(Entries from a dataset of interfaces)
------------------------------------------------------------------------

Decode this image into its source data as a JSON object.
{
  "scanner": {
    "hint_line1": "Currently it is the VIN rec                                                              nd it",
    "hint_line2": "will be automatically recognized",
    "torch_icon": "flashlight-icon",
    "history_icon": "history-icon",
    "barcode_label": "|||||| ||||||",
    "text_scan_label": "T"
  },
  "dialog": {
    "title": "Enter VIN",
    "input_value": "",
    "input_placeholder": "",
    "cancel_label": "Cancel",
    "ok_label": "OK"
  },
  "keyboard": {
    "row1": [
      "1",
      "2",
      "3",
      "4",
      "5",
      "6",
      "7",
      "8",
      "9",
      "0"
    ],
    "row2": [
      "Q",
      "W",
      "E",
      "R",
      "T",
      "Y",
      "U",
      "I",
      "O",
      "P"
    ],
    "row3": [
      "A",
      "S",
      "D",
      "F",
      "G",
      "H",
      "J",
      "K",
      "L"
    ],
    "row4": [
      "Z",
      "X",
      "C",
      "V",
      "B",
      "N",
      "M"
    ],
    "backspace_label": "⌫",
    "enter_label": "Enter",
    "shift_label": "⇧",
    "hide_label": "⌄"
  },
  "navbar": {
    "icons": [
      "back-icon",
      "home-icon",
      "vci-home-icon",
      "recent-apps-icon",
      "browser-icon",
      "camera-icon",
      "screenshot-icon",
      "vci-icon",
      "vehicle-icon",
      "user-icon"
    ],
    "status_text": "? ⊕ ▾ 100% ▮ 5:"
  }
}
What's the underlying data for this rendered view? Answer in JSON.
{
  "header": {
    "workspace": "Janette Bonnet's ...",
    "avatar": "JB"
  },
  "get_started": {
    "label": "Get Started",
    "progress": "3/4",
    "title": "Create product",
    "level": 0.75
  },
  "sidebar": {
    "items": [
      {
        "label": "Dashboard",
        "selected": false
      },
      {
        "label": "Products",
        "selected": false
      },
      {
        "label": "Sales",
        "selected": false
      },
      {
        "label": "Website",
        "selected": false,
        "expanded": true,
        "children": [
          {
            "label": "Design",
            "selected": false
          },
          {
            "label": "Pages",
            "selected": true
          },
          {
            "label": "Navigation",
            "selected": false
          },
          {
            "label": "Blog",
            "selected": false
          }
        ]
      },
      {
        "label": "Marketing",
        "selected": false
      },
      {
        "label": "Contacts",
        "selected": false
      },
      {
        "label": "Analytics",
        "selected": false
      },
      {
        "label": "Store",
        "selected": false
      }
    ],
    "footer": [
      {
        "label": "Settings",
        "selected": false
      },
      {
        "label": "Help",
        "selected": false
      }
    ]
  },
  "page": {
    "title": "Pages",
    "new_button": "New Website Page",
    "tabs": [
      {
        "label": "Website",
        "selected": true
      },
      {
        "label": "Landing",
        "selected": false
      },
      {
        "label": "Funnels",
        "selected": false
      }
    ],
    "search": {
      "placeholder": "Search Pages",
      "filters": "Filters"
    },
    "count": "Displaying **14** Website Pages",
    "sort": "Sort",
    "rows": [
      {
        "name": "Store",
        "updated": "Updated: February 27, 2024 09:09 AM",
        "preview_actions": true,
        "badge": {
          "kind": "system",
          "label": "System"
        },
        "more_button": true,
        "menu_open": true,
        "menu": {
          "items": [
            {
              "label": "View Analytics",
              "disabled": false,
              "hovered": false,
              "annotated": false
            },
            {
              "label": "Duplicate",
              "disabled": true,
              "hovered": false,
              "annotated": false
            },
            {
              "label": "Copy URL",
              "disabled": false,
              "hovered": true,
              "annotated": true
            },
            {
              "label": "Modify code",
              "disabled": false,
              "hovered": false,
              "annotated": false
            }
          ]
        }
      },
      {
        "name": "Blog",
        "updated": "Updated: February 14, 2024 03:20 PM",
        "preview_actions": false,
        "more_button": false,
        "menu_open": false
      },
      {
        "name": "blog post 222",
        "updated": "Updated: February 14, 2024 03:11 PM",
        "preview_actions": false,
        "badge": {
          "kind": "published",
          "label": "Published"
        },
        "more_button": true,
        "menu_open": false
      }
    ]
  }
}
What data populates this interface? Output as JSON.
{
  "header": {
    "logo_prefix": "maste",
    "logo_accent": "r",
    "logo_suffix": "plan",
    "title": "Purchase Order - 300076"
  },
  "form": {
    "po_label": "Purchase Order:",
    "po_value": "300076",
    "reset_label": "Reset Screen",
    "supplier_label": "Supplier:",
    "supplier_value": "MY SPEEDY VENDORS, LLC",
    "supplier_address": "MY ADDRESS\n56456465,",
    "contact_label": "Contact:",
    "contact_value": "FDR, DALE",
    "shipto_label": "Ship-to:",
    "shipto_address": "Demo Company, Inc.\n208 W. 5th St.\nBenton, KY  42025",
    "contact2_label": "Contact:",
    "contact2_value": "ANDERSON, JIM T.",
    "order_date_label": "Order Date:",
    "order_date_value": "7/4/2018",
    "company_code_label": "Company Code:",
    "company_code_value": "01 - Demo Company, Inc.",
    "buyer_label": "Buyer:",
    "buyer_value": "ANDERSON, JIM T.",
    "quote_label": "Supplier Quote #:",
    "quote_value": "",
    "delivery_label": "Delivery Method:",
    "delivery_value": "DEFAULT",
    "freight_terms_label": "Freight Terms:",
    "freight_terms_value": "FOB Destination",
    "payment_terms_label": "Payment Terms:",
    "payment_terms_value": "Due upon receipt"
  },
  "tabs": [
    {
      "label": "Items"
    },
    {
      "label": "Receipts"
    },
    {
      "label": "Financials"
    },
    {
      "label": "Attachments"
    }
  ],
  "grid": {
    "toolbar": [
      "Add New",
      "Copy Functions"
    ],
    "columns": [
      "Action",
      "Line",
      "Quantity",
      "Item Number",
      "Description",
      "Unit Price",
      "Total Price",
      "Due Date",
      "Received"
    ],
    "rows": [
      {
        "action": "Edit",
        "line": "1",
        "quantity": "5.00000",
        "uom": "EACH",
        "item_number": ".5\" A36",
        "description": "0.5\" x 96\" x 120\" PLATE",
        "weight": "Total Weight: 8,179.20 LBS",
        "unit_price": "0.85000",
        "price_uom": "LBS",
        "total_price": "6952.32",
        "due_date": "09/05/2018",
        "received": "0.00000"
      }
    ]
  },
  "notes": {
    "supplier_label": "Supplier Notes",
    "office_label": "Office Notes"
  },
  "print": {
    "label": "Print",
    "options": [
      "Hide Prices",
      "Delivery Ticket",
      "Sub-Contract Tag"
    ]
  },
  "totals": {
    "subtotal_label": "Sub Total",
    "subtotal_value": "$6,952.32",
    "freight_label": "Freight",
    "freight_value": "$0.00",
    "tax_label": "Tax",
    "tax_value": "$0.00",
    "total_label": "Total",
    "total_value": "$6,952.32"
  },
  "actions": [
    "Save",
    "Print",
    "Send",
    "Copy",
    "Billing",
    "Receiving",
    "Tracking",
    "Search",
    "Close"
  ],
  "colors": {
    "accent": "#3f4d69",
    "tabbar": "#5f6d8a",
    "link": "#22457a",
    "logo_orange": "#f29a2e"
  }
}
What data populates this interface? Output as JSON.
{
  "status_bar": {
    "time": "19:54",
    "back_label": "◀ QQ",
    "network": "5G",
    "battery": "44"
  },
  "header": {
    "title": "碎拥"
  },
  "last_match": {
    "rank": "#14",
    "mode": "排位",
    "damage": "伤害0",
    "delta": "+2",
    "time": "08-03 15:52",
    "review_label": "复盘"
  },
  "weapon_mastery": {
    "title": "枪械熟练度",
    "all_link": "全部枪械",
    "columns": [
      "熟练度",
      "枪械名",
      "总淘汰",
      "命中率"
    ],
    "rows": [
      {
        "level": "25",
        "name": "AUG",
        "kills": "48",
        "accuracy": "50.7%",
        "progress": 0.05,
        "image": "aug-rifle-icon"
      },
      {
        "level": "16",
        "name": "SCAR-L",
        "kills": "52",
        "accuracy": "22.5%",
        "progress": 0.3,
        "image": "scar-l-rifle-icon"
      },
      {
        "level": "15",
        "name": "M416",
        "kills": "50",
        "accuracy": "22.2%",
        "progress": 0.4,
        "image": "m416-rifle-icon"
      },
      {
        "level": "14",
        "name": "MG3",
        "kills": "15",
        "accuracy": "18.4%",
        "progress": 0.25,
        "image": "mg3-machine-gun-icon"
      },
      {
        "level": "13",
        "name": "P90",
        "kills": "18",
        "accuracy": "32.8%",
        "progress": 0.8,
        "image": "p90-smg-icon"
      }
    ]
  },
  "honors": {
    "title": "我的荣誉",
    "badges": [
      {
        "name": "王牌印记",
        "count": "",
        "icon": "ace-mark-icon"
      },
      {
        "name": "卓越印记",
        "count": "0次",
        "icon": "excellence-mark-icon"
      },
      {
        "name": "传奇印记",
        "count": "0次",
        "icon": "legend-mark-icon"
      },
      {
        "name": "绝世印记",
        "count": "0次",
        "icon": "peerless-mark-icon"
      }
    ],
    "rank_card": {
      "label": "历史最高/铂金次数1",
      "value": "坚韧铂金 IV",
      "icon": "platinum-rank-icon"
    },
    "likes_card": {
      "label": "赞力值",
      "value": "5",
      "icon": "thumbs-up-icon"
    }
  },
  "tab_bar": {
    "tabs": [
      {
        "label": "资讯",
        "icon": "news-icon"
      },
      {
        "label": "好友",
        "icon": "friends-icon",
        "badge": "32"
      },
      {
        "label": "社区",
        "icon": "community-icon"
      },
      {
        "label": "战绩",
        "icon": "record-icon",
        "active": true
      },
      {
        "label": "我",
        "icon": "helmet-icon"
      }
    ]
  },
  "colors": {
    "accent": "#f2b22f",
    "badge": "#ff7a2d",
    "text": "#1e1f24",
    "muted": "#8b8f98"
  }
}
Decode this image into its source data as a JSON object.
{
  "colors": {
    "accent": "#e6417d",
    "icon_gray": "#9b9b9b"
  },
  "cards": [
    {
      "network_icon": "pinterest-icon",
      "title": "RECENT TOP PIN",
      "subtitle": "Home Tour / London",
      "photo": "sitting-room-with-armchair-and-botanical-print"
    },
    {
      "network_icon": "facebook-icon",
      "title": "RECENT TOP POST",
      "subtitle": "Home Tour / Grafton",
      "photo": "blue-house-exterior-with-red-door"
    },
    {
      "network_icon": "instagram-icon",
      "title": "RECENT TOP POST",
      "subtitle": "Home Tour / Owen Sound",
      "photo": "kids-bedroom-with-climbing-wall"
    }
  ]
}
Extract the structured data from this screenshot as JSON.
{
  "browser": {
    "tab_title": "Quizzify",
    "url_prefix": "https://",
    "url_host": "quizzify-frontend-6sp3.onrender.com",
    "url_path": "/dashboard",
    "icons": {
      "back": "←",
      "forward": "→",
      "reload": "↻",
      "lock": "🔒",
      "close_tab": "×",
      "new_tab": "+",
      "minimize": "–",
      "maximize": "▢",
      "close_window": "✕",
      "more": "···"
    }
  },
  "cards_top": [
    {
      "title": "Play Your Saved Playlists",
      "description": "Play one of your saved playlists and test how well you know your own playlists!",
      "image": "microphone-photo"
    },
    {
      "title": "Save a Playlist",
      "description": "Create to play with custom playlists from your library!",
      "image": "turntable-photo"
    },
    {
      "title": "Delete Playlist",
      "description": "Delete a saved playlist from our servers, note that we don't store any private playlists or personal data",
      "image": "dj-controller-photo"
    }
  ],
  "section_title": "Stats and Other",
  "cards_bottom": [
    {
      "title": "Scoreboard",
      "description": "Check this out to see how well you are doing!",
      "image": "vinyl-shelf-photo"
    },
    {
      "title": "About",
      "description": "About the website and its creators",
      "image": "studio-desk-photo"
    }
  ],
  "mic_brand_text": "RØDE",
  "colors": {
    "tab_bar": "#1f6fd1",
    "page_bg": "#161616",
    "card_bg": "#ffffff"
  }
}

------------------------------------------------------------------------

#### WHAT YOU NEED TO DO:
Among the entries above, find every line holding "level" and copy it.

#### ANSWER FOR THIS EXERCISE:
    "level": 0.75
        "level": "25",
        "level": "16",
        "level": "15",
        "level": "14",
        "level": "13",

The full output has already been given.